___ Exercise materials ___
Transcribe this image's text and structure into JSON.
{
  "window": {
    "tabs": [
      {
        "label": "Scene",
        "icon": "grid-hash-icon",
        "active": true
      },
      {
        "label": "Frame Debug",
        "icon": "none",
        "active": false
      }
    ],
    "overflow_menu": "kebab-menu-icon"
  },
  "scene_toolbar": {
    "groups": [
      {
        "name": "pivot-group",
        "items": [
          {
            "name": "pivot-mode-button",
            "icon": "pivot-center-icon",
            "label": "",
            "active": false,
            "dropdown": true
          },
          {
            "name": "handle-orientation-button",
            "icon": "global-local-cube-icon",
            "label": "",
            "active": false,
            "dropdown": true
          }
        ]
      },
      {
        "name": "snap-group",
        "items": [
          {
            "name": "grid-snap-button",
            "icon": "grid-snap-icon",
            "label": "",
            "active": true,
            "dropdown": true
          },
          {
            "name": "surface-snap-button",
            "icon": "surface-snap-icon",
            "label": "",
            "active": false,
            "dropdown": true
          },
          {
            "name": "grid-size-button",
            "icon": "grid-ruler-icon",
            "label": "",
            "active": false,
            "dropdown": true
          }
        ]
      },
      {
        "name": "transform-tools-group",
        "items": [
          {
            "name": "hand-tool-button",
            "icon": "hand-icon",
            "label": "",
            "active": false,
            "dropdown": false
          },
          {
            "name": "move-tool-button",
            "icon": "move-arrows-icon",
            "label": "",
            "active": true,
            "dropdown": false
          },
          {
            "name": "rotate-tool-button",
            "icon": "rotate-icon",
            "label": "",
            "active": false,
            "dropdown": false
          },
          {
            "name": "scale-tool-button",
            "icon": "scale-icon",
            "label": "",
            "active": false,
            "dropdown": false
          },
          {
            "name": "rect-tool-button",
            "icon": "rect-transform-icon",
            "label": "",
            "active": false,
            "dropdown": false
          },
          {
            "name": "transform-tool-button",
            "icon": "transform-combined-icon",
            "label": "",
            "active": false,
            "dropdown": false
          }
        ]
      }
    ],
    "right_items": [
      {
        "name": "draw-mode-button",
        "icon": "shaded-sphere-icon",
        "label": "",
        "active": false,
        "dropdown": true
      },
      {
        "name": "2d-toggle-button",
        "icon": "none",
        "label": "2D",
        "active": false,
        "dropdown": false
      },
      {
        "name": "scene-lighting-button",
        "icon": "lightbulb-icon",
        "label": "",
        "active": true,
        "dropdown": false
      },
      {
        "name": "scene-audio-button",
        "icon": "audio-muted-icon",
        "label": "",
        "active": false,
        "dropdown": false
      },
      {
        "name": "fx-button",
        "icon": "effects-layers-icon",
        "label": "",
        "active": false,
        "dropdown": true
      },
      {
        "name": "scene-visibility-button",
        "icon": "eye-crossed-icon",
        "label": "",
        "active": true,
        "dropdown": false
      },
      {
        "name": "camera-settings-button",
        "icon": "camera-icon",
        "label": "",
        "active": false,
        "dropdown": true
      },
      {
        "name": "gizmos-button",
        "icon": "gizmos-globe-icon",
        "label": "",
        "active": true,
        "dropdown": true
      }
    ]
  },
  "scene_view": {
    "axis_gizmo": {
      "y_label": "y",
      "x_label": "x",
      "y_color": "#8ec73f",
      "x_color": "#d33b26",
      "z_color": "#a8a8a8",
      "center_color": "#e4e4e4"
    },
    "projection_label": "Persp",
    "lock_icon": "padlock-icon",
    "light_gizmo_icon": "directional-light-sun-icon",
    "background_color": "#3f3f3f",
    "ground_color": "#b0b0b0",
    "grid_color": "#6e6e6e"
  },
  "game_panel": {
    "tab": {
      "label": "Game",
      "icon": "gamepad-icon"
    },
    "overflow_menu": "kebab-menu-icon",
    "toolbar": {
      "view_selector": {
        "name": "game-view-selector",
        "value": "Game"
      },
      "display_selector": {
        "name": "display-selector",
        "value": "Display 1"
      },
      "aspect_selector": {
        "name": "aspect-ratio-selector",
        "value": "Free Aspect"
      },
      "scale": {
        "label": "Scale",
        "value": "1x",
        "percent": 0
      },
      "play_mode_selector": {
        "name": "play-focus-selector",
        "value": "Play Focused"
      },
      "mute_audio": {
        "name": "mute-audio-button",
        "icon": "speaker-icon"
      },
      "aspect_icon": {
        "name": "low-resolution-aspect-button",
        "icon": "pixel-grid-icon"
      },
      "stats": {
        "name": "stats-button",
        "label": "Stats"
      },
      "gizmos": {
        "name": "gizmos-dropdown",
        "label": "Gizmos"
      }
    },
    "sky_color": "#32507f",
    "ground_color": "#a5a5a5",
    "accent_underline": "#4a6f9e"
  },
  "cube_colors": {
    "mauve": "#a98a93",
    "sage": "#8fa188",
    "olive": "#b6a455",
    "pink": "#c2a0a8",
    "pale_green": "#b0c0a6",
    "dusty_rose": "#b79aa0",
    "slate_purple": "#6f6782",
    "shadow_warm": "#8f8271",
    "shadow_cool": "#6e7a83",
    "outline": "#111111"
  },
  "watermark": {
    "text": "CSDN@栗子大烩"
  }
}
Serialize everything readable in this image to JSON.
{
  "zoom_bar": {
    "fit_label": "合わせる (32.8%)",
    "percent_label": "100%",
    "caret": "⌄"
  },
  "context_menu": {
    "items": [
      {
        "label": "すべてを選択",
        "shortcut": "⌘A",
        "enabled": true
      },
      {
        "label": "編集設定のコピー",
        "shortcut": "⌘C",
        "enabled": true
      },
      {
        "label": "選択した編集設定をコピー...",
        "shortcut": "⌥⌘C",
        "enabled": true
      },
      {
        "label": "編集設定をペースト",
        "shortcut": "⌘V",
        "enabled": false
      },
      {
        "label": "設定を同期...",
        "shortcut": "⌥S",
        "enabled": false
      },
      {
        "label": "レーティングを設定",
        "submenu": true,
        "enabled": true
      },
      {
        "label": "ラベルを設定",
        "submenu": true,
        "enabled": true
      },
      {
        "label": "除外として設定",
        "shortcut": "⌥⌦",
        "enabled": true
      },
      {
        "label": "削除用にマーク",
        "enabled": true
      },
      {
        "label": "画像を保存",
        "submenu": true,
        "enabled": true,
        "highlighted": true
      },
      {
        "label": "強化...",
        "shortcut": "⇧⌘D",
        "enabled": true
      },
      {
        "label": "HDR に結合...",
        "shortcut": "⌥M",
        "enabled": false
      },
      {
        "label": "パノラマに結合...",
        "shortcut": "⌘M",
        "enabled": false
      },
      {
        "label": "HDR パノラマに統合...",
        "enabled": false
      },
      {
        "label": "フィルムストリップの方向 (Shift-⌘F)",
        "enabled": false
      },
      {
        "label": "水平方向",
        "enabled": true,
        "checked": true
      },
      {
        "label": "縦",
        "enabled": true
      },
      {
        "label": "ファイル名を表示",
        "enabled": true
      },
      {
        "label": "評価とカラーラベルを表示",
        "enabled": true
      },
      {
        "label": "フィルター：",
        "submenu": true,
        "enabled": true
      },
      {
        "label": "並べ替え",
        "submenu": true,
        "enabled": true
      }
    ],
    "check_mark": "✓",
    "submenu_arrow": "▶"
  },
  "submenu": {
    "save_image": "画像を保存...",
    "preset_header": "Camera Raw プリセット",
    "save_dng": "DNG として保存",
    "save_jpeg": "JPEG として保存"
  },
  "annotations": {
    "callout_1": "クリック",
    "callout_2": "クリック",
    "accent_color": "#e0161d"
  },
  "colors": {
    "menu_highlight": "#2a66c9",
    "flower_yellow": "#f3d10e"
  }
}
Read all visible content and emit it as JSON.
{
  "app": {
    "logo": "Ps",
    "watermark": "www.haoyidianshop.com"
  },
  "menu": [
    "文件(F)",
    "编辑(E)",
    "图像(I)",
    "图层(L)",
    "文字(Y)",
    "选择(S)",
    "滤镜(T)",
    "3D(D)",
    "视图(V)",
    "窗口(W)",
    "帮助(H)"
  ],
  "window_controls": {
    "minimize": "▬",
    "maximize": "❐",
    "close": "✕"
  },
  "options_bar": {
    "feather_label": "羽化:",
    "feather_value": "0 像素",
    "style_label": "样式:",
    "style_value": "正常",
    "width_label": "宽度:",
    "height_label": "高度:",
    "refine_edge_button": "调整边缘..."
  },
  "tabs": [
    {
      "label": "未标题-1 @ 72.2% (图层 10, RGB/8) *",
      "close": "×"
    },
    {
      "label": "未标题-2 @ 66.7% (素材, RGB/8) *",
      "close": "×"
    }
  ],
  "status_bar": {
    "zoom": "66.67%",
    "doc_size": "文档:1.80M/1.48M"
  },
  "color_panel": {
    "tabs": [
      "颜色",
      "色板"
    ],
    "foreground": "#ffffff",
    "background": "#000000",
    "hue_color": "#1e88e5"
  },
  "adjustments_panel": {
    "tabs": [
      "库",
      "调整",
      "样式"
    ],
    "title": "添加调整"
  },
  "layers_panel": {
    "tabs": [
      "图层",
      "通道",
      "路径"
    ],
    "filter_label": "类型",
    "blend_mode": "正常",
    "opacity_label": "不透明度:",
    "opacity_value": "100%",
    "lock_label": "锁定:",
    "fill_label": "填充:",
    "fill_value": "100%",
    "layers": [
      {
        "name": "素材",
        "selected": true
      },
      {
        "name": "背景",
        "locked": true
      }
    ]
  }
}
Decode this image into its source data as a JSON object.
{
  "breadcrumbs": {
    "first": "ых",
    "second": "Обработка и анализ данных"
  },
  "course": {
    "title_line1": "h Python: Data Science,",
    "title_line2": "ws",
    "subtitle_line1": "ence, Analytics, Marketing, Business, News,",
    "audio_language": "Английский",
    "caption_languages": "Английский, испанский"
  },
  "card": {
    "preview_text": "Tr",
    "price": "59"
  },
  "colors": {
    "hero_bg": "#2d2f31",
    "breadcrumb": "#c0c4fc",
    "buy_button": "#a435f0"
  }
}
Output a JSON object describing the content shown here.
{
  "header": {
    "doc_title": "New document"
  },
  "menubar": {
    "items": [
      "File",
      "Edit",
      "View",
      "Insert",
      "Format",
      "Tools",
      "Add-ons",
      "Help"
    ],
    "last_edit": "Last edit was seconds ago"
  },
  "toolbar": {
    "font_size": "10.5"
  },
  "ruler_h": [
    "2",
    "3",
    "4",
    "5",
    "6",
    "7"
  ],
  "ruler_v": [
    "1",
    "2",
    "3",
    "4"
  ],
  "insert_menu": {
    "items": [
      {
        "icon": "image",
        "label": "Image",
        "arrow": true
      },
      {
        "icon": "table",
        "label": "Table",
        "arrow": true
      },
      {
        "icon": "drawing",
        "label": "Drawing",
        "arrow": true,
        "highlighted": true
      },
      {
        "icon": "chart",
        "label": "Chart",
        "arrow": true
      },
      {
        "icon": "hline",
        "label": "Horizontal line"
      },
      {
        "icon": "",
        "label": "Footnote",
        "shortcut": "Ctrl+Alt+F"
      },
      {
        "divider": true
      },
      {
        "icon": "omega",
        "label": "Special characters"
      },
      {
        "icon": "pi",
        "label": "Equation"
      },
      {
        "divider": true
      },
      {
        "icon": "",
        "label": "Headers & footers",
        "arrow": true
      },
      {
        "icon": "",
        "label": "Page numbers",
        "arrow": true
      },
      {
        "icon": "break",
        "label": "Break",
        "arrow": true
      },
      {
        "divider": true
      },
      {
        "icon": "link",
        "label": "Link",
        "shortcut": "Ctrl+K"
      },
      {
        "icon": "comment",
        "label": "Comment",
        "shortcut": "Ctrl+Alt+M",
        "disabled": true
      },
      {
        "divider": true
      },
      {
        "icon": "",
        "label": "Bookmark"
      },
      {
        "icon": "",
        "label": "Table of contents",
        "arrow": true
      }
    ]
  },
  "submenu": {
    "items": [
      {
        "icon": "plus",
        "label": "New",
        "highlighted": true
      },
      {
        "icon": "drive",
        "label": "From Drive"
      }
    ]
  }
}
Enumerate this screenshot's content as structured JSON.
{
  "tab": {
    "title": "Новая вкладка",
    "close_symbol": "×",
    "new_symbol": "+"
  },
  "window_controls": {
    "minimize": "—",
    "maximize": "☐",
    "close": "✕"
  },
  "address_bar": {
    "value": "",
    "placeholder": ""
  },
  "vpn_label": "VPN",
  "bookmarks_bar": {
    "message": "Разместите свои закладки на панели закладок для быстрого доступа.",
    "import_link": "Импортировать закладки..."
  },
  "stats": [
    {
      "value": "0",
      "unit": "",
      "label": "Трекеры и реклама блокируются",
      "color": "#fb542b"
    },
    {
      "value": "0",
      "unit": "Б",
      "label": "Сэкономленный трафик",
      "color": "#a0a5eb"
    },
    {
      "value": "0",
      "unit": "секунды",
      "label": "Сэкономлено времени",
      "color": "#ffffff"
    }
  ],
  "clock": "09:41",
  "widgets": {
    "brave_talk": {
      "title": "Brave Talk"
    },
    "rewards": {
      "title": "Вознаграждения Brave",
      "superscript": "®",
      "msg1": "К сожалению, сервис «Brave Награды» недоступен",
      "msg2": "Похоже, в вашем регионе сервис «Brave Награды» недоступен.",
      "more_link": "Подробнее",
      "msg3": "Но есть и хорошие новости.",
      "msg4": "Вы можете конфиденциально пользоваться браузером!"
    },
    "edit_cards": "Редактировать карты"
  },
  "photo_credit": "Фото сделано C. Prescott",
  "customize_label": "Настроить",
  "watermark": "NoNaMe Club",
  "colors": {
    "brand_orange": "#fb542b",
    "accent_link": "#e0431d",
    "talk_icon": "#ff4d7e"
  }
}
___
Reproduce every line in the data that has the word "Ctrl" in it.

        "shortcut": "Ctrl+Alt+F"
        "shortcut": "Ctrl+K"
        "shortcut": "Ctrl+Alt+M",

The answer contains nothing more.